If you receive emails or phone calls that appear to be from the IRS, office of the Taxpayer Advocate, bank employee, government, or collection agency, it is likely a phishing scam. The IRS and the IRS Taxpayer Advocate Service will only contact you via paper mail.  Scam emails will try to catch your attention by claiming to contain information regarding your tax returns or a potential filing problem. The emails provide links, that when selected, redirect you to other websites that demand personal information.

Protecting yourself from these scams is the same as it is for all of your information security; keep physical files locked in a secure place and guard all digital information with a password, firewall, and anti-virus program. Regulate social media to ensure that no personal information is unintentionally posted. For example, don’t post the address of your newly purchased vacation home in sunny San Diego – your followers are not necessarily your friends.
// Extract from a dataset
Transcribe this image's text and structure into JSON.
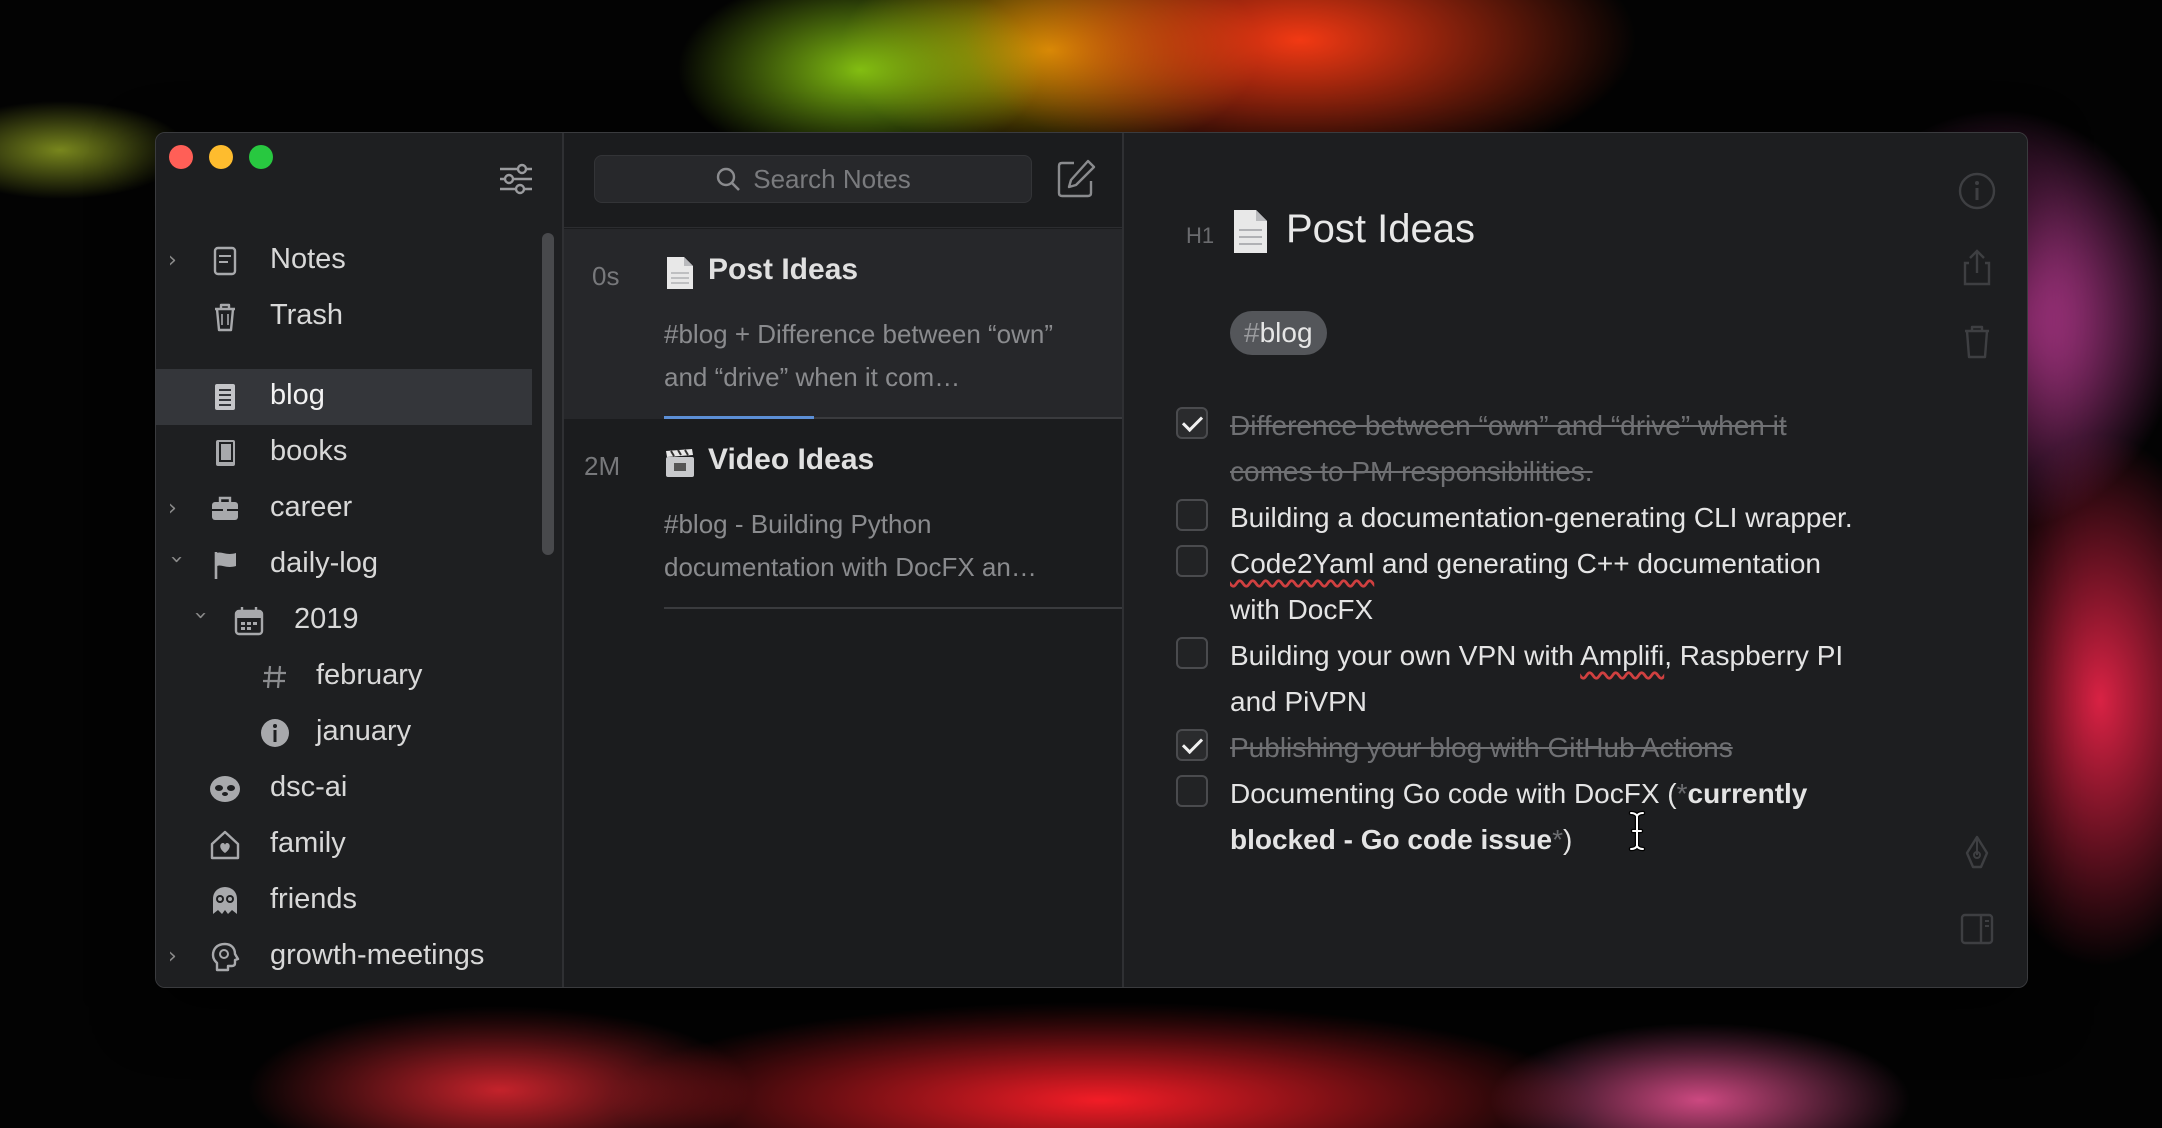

In addition to protecting personal information, review credit card statements and periodically request copies of your credit report to uncover any potential discrepancies.

If you do receive a phishing email about your taxes, don’t open it. Send it to the IRS at